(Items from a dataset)
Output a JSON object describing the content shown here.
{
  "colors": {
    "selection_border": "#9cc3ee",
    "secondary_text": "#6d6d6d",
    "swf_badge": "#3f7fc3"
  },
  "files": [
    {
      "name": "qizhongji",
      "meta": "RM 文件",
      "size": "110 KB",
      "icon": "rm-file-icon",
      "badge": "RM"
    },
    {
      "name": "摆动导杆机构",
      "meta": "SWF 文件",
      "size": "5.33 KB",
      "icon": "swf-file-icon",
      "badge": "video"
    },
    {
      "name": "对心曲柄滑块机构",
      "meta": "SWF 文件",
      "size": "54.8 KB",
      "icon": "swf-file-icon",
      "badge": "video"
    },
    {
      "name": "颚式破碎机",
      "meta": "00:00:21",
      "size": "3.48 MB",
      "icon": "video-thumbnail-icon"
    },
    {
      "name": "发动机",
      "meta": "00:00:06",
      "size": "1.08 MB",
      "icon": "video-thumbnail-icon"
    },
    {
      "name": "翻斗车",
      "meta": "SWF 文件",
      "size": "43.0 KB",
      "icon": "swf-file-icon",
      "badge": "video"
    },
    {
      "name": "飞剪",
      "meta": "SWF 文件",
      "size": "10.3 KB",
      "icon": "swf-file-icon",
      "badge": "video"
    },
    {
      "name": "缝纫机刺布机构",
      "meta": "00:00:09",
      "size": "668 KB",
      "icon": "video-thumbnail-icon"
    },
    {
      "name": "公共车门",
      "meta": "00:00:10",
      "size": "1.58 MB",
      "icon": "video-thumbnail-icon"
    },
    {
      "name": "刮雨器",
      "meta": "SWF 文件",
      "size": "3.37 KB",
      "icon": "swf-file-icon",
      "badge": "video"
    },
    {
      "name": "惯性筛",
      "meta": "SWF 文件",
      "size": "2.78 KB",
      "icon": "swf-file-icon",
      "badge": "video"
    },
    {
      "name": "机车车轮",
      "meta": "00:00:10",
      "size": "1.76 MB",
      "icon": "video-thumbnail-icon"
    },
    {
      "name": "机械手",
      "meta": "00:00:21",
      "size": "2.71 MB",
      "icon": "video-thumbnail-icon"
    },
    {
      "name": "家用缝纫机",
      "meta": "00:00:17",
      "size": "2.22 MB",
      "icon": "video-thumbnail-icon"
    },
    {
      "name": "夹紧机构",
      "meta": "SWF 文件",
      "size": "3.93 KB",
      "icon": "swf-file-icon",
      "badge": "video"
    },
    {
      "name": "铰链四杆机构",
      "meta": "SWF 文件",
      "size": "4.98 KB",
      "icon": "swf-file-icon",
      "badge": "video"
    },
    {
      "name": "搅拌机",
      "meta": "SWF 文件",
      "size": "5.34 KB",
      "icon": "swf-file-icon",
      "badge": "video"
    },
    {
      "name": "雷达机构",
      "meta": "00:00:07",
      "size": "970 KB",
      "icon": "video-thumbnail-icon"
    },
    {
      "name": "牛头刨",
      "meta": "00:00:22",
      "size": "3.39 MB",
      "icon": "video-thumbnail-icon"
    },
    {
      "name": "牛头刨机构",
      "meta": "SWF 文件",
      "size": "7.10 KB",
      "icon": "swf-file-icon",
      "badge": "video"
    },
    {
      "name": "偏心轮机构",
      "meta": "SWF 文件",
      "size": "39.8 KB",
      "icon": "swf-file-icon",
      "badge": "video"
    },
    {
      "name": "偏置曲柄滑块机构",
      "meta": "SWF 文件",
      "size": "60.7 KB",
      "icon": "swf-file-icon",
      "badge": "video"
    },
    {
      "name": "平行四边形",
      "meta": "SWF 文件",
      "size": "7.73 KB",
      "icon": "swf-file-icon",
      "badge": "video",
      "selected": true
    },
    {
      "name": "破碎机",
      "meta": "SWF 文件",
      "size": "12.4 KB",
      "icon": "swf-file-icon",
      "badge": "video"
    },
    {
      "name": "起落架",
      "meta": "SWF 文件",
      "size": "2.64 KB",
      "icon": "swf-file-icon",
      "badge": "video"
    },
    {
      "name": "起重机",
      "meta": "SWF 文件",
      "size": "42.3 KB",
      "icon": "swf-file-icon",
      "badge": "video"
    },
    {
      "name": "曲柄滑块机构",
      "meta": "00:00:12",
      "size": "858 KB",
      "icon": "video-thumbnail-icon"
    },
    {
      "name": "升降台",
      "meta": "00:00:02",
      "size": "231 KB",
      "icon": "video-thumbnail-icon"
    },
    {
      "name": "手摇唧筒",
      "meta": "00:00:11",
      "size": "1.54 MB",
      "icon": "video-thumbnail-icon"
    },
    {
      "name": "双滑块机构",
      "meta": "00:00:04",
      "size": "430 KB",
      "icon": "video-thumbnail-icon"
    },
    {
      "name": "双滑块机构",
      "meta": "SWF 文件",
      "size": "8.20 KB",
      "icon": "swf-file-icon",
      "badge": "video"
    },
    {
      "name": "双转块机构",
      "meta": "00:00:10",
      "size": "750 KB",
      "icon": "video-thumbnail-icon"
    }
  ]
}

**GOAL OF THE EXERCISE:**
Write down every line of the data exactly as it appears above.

**THE ANSWER:**
Output a JSON object describing the content shown here.
{
  "colors": {
    "selection_border": "#9cc3ee",
    "secondary_text": "#6d6d6d",
    "swf_badge": "#3f7fc3"
  },
  "files": [
    {
      "name": "qizhongji",
      "meta": "RM 文件",
      "size": "110 KB",
      "icon": "rm-file-icon",
      "badge": "RM"
    },
    {
      "name": "摆动导杆机构",
      "meta": "SWF 文件",
      "size": "5.33 KB",
      "icon": "swf-file-icon",
      "badge": "video"
    },
    {
      "name": "对心曲柄滑块机构",
      "meta": "SWF 文件",
      "size": "54.8 KB",
      "icon": "swf-file-icon",
      "badge": "video"
    },
    {
      "name": "颚式破碎机",
      "meta": "00:00:21",
      "size": "3.48 MB",
      "icon": "video-thumbnail-icon"
    },
    {
      "name": "发动机",
      "meta": "00:00:06",
      "size": "1.08 MB",
      "icon": "video-thumbnail-icon"
    },
    {
      "name": "翻斗车",
      "meta": "SWF 文件",
      "size": "43.0 KB",
      "icon": "swf-file-icon",
      "badge": "video"
    },
    {
      "name": "飞剪",
      "meta": "SWF 文件",
      "size": "10.3 KB",
      "icon": "swf-file-icon",
      "badge": "video"
    },
    {
      "name": "缝纫机刺布机构",
      "meta": "00:00:09",
      "size": "668 KB",
      "icon": "video-thumbnail-icon"
    },
    {
      "name": "公共车门",
      "meta": "00:00:10",
      "size": "1.58 MB",
      "icon": "video-thumbnail-icon"
    },
    {
      "name": "刮雨器",
      "meta": "SWF 文件",
      "size": "3.37 KB",
      "icon": "swf-file-icon",
      "badge": "video"
    },
    {
      "name": "惯性筛",
      "meta": "SWF 文件",
      "size": "2.78 KB",
      "icon": "swf-file-icon",
      "badge": "video"
    },
    {
      "name": "机车车轮",
      "meta": "00:00:10",
      "size": "1.76 MB",
      "icon": "video-thumbnail-icon"
    },
    {
      "name": "机械手",
      "meta": "00:00:21",
      "size": "2.71 MB",
      "icon": "video-thumbnail-icon"
    },
    {
      "name": "家用缝纫机",
      "meta": "00:00:17",
      "size": "2.22 MB",
      "icon": "video-thumbnail-icon"
    },
    {
      "name": "夹紧机构",
      "meta": "SWF 文件",
      "size": "3.93 KB",
      "icon": "swf-file-icon",
      "badge": "video"
    },
    {
      "name": "铰链四杆机构",
      "meta": "SWF 文件",
      "size": "4.98 KB",
      "icon": "swf-file-icon",
      "badge": "video"
    },
    {
      "name": "搅拌机",
      "meta": "SWF 文件",
      "size": "5.34 KB",
      "icon": "swf-file-icon",
      "badge": "video"
    },
    {
      "name": "雷达机构",
      "meta": "00:00:07",
      "size": "970 KB",
      "icon": "video-thumbnail-icon"
    },
    {
      "name": "牛头刨",
      "meta": "00:00:22",
      "size": "3.39 MB",
      "icon": "video-thumbnail-icon"
    },
    {
      "name": "牛头刨机构",
      "meta": "SWF 文件",
      "size": "7.10 KB",
      "icon": "swf-file-icon",
      "badge": "video"
    },
    {
      "name": "偏心轮机构",
      "meta": "SWF 文件",
      "size": "39.8 KB",
      "icon": "swf-file-icon",
      "badge": "video"
    },
    {
      "name": "偏置曲柄滑块机构",
      "meta": "SWF 文件",
      "size": "60.7 KB",
      "icon": "swf-file-icon",
      "badge": "video"
    },
    {
      "name": "平行四边形",
      "meta": "SWF 文件",
      "size": "7.73 KB",
      "icon": "swf-file-icon",
      "badge": "video",
      "selected": true
    },
    {
      "name": "破碎机",
      "meta": "SWF 文件",
      "size": "12.4 KB",
      "icon": "swf-file-icon",
      "badge": "video"
    },
    {
      "name": "起落架",
      "meta": "SWF 文件",
      "size": "2.64 KB",
      "icon": "swf-file-icon",
      "badge": "video"
    },
    {
      "name": "起重机",
      "meta": "SWF 文件",
      "size": "42.3 KB",
      "icon": "swf-file-icon",
      "badge": "video"
    },
    {
      "name": "曲柄滑块机构",
      "meta": "00:00:12",
      "size": "858 KB",
      "icon": "video-thumbnail-icon"
    },
    {
      "name": "升降台",
      "meta": "00:00:02",
      "size": "231 KB",
      "icon": "video-thumbnail-icon"
    },
    {
      "name": "手摇唧筒",
      "meta": "00:00:11",
      "size": "1.54 MB",
      "icon": "video-thumbnail-icon"
    },
    {
      "name": "双滑块机构",
      "meta": "00:00:04",
      "size": "430 KB",
      "icon": "video-thumbnail-icon"
    },
    {
      "name": "双滑块机构",
      "meta": "SWF 文件",
      "size": "8.20 KB",
      "icon": "swf-file-icon",
      "badge": "video"
    },
    {
      "name": "双转块机构",
      "meta": "00:00:10",
      "size": "750 KB",
      "icon": "video-thumbnail-icon"
    }
  ]
}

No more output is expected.